Robert J Kearns
- Phone: 937-229-3545
- Email: Contact
Dr. Robert Kearns is a professor of biology and is a past director of Premedical Programs.
Research interests currently focus on the effects of dietary nutrients on immune function. Man and other animals are normally able to protect themselves from environmental factors such as infectious disease agents, allergens, and toxins. Protection from these agents is controlled either by natural or acquired resistance mechanisms. Natural or innate resistance involves those non-specific factors provided at birth, and include numerous biochemical, physical and anatomical barriers. In addition, phagocytic cells including macrophages and neutrophils are involved in the engulfment and destruction of many of these harmful agents. Should innate resistance fail, acquired resistance provides protection for the host. Acquired resistance involves cells of the immune system, and consists of humoral (antibody) and cellular immunity. To survive, the host depends on an elaborate network of communication between cells of the immune system. Ironically, two variables affecting immune function are the aging process and nutritional factors. Aging has been demonstrated to influence both humoral and cellular immune function, as well as cytokine production. Consequently, the aging immune system may contribute to the increased incident of infectious disease and cancer. Malnourished animals are immunocompromised and exhibit an increased incidence of both infectious diseases and cancer. Dietary lipids, vitamin E and ß-carotene have each been reported to modulate the immune system either through regulating cytokines, or eicosanoids (prostaglandins and leukotrienes) which influence several immune parameters, including T and B cell function, as well as cytokine profiles. Carotenoids, i.e., ß-carotene, exhibit biological activities as antioxidants, affect cell growth regulation and modulate gene expression and immune function.

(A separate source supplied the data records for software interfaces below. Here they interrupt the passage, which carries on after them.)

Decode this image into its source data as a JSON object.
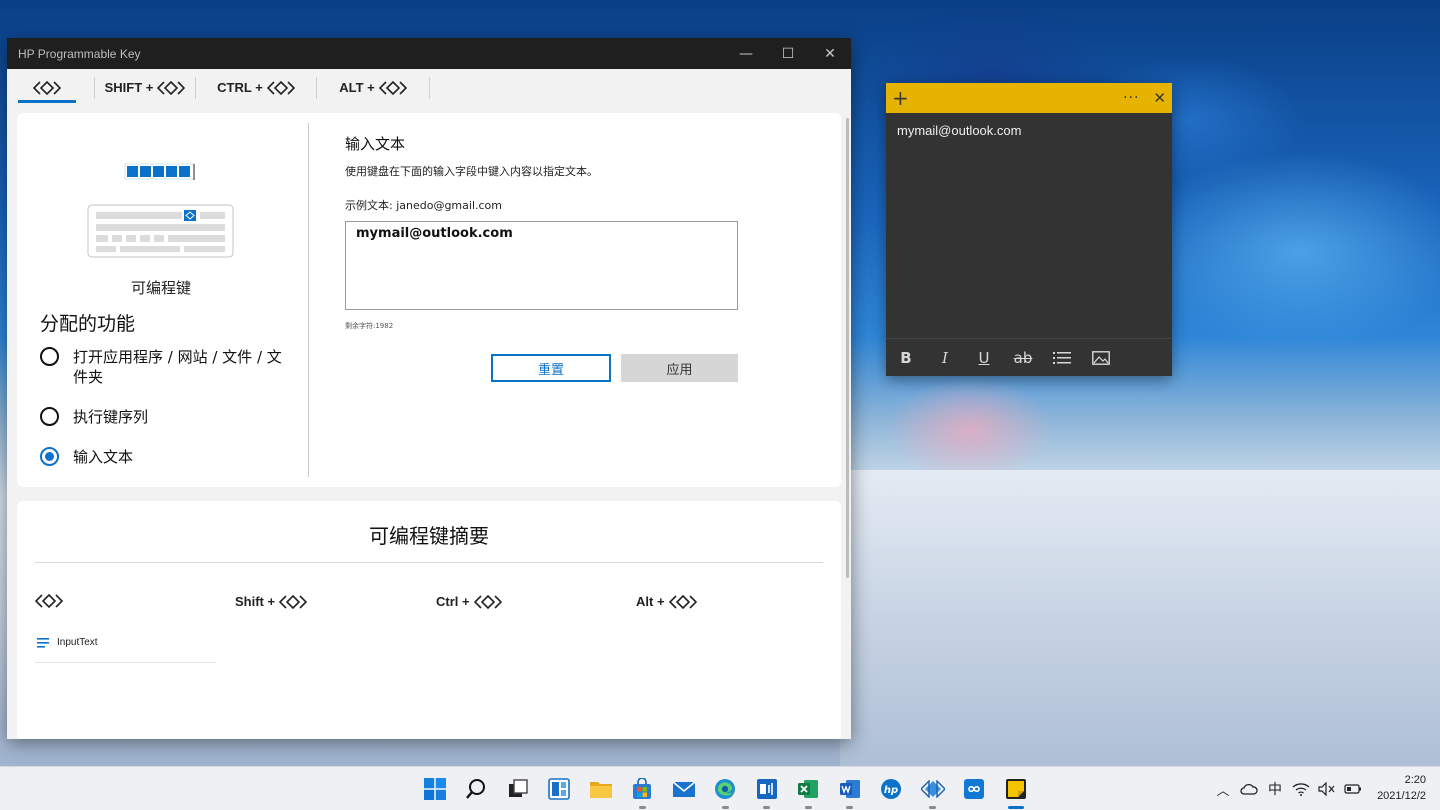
{
  "window": {
    "title": "HP Programmable Key",
    "minimize": "—",
    "maximize": "☐",
    "close": "✕"
  },
  "tabs": [
    {
      "label": "",
      "active": true
    },
    {
      "label": "SHIFT +"
    },
    {
      "label": "CTRL +"
    },
    {
      "label": "ALT +"
    }
  ],
  "left_panel": {
    "key_caption": "可编程键",
    "assign_title": "分配的功能",
    "options": [
      {
        "label": "打开应用程序 / 网站 / 文件 / 文件夹",
        "checked": false
      },
      {
        "label": "执行键序列",
        "checked": false
      },
      {
        "label": "输入文本",
        "checked": true
      }
    ]
  },
  "right_panel": {
    "title": "输入文本",
    "description": "使用键盘在下面的输入字段中键入内容以指定文本。",
    "example": "示例文本: janedo@gmail.com",
    "input_value": "mymail@outlook.com",
    "remaining": "剩余字符:1982",
    "reset_label": "重置",
    "apply_label": "应用"
  },
  "summary": {
    "title": "可编程键摘要",
    "columns": [
      {
        "label": ""
      },
      {
        "label": "Shift +"
      },
      {
        "label": "Ctrl +"
      },
      {
        "label": "Alt +"
      }
    ],
    "item_label": "InputText"
  },
  "sticky": {
    "add": "+",
    "menu": "···",
    "close": "✕",
    "content": "mymail@outlook.com",
    "tools": [
      "B",
      "I",
      "U",
      "ab"
    ]
  },
  "tray": {
    "chevron": "︿",
    "ime": "中",
    "time": "2:20",
    "date": "2021/12/2"
  },
  "colors": {
    "accent": "#0a72c9",
    "sticky_header": "#e6b400",
    "sticky_body": "#333333",
    "titlebar": "#1f1f1f"
  }
}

Likewise, a deficiency in vitamin E results in reduced lymphocyte and leukocyte killing, as we4ll as interfering with antibody production, and suppression of cellular immunity. Research currently ongoing in my lab is evaluating the effects of dietary fatty acids, vitamin E and carotenoids on T cell function and cytokine production in young and old animals.
R. J. Kearns, M.G. Hayek, J.J. Turek, M. Meydani, J.R. Burr, R.J. Greene, C.A. Marshall, S.M. Adams, R.C. Borgert, and G. A. Reinhart (1999). "Effect of age, breed and dietary omega -6 (n-6):omega-3 (n-3) fatty acid ratio on immune function, eicosanoid production, and lipid peroxidation in young and aged dogs." Vet. Immunol. and Immunopath. In press.
Oglesbee, M.J., Diehl, K., Crawford, E., Kearns, R., and Krakowka, S. (1999) "Whole body hyperthermia: Effects upon canine immune function and hemostatic function." Vet. Immunol. and Immunopath. In press.
Robert J. Kearns, S.S. Ringler, G.S. Krakowka, R. Tallman, J. Sites, and M. Oglesbee (1999). "The effects of extracorporeal whole body hyperthermia on the functional and phenotypic features of canine peripheral blood mononuclear cells." Clinical Experimental Immunology. 116:188-192.
Robert J. Kearns, Michael G. Hayek and Gregory D. Sunvold. "Microbial changes in aged dogs. Recent Advances in Canine and Feline nutrition," Vol. II: 1998 Iams International Nutrition Symposium Proceedings. 337-351, 1998.
Michael G. Hayek, Robert J. Kearns, John J. Turek, Mohsen Meydani, John R. Burr, Susan Alexander, and Gregory A. Reinhart. "Influence of dietary omega 6:3 fatty acid ratio on the immune response of young and old fox terriers and labrador retrievers." Proceedings of the 16th Annual Veterinary Medical Forum. American College of Veterinary Internal Medicine. 16-19, 1998.